Around the globe, groundbreaking work is being done by small teams of outstanding professionals who are helping people recover from disaster and rebuild homes, infrastructure, and communities, and bridging the gap that separates short-term emergency needs from long-term sustainable recovery. On February 22, Paris based Marie Aquilino will discuss her new book Beyond Shelter: Architecture and Human Dignity. The book features 25 reports from the field by leaders of architecture, engineering firms, non-profits, research centers, and international agencies that are working to provide disaster prevention and sustainable recovery efforts in a wide range of urban and rural locales, including Manila, New Orleans, Gujarat, São Paulo, Sudan, Vietnam, Kashmir, Sierra Leone, Kansas, and Haiti.

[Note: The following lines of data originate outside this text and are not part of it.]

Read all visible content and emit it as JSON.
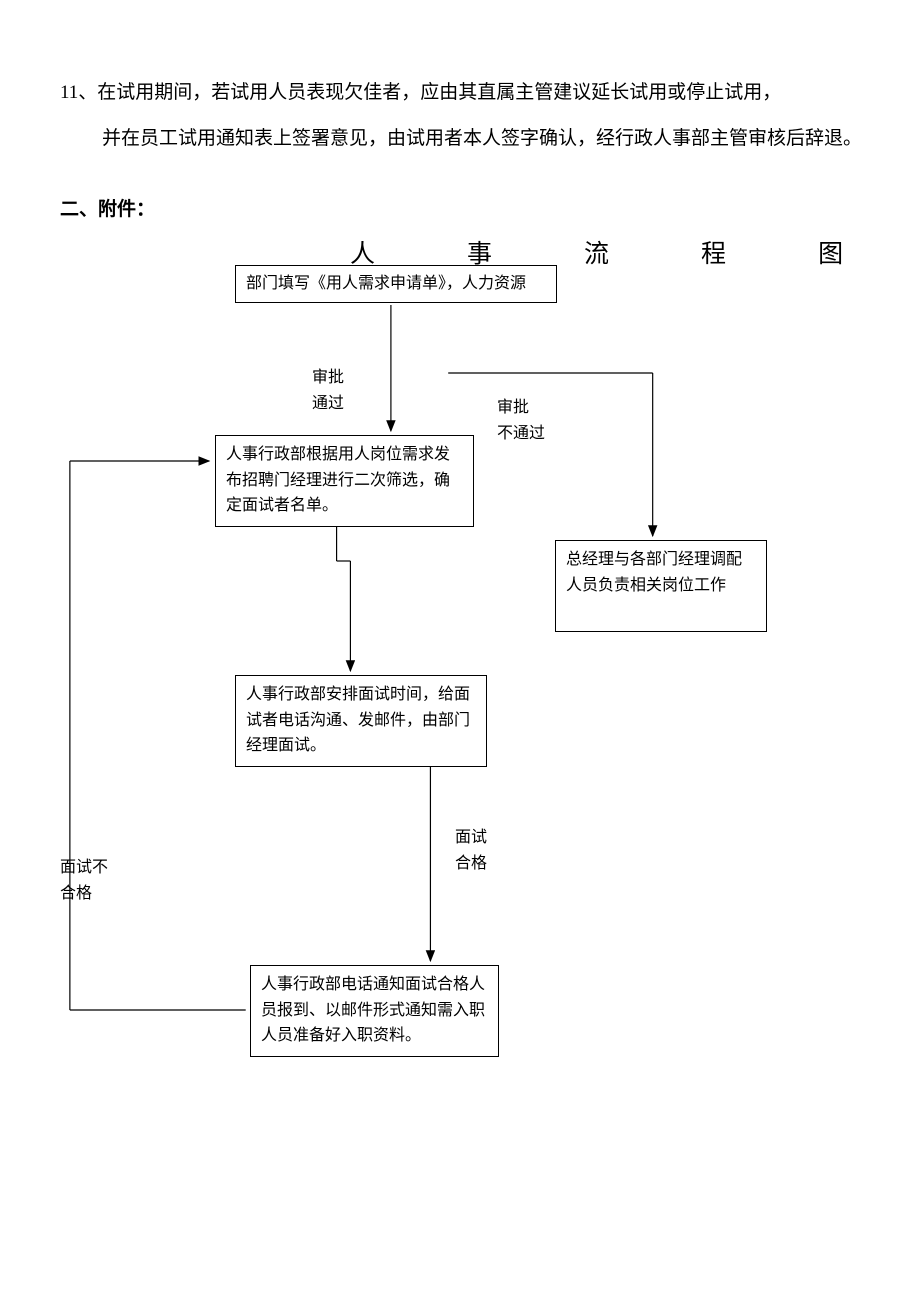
{
  "paragraph": {
    "number": "11、",
    "text_line1": "在试用期间，若试用人员表现欠佳者，应由其直属主管建议延长试用或停止试用，",
    "text_rest": "并在员工试用通知表上签署意见，由试用者本人签字确认，经行政人事部主管审核后辞退。"
  },
  "section_heading": "二、附件：",
  "flowchart": {
    "title_chars": [
      "人",
      "事",
      "流",
      "程",
      "图"
    ],
    "title_text": "人事流程图",
    "boxes": {
      "b1": "部门填写《用人需求申请单》，人力资源",
      "b2": "人事行政部根据用人岗位需求发布招聘门经理进行二次筛选，确定面试者名单。",
      "b3": "总经理与各部门经理调配人员负责相关岗位工作",
      "b4": "人事行政部安排面试时间，给面试者电话沟通、发邮件，由部门经理面试。",
      "b5": "人事行政部电话通知面试合格人员报到、以邮件形式通知需入职人员准备好入职资料。"
    },
    "labels": {
      "approve_pass": "审批\n通过",
      "approve_fail": "审批\n不通过",
      "interview_pass": "面试\n合格",
      "interview_fail": "面试不\n合格"
    }
  }
}
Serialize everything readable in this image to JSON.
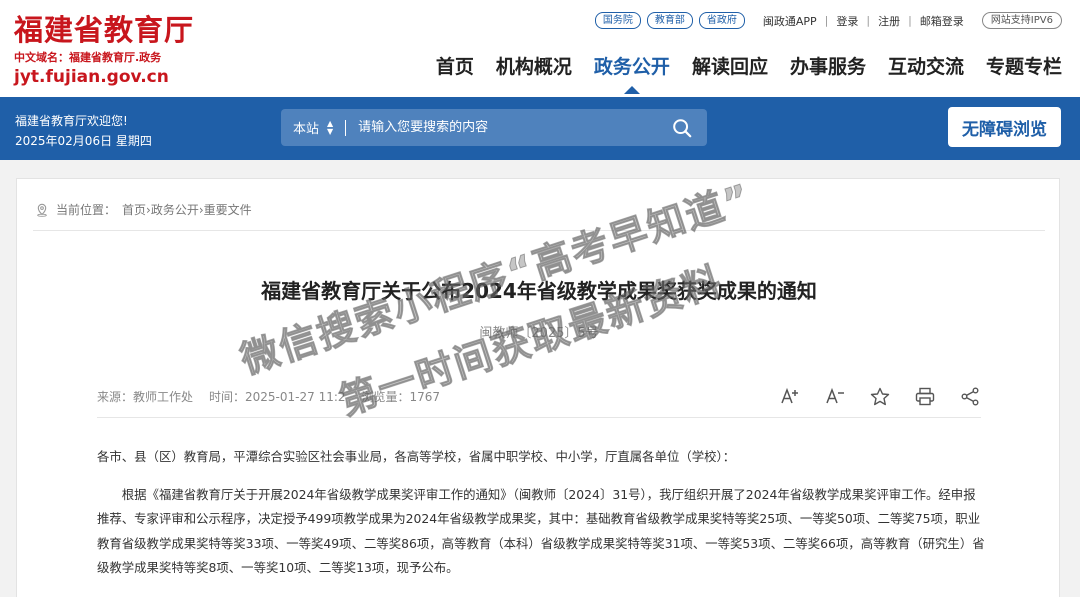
{
  "logo": {
    "title": "福建省教育厅",
    "subtitle": "中文域名：福建省教育厅.政务",
    "domain": "jyt.fujian.gov.cn"
  },
  "top_links": {
    "pills": [
      "国务院",
      "教育部",
      "省政府"
    ],
    "app": "闽政通APP",
    "login": "登录",
    "register": "注册",
    "mail": "邮箱登录",
    "ipv6": "网站支持IPV6"
  },
  "nav": {
    "items": [
      "首页",
      "机构概况",
      "政务公开",
      "解读回应",
      "办事服务",
      "互动交流",
      "专题专栏"
    ],
    "active_index": 2
  },
  "band": {
    "welcome": "福建省教育厅欢迎您!",
    "date": "2025年02月06日 星期四",
    "search_scope": "本站",
    "search_placeholder": "请输入您要搜索的内容",
    "access_button": "无障碍浏览"
  },
  "breadcrumb": {
    "label": "当前位置：",
    "items": [
      "首页",
      "政务公开",
      "重要文件"
    ],
    "sep": "›"
  },
  "article": {
    "title": "福建省教育厅关于公布2024年省级教学成果奖获奖成果的通知",
    "doc_no": "闽教师〔2025〕5号",
    "source": "来源：教师工作处",
    "time": "时间：2025-01-27 11:2",
    "views": "浏览量：1767",
    "paragraph1": "各市、县（区）教育局，平潭综合实验区社会事业局，各高等学校，省属中职学校、中小学，厅直属各单位（学校）：",
    "paragraph2": "根据《福建省教育厅关于开展2024年省级教学成果奖评审工作的通知》（闽教师〔2024〕31号），我厅组织开展了2024年省级教学成果奖评审工作。经申报推荐、专家评审和公示程序，决定授予499项教学成果为2024年省级教学成果奖，其中：基础教育省级教学成果奖特等奖25项、一等奖50项、二等奖75项，职业教育省级教学成果奖特等奖33项、一等奖49项、二等奖86项，高等教育（本科）省级教学成果奖特等奖31项、一等奖53项、二等奖66项，高等教育（研究生）省级教学成果奖特等奖8项、一等奖10项、二等奖13项，现予公布。"
  },
  "watermark": {
    "line1": "微信搜索小程序“高考早知道”",
    "line2": "第一时间获取最新资料"
  },
  "colors": {
    "brand_red": "#c8161d",
    "brand_blue": "#1f5fa8"
  }
}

Marie J. Aquilino is a professor of architectural history at the École Spéciale d'Architecture (ESA) in Paris and a specialist in contemporary urban redevelopment. At the ESA she is creating a program to train architecture students to work in contexts of extreme need and crisis in the developing world. In addition, she serves as associate program director of the BaSiC Initiative; is collaborating with the International Federation of the Red Cross to set up a working group on the reconstruction of Haiti; and is a founding partner in OpenJapan, a worldwide design collaborative that devises integrated systems of risk mitigation.
Following the talk, copies of Beyond Shelter will be available for purchase. A book signing and reception will be held in the library.
This event is co-sponsored by Archeworks and by the National Public Housing Museum.
When & Where
Founded in 1956, the Graham Foundation for Advanced Studies in the Fine Arts makes project-based grants to individuals and organizations and produces public programs to foster the development and exchange of diverse and challenging ideas about architecture and its role in the arts, culture, and society.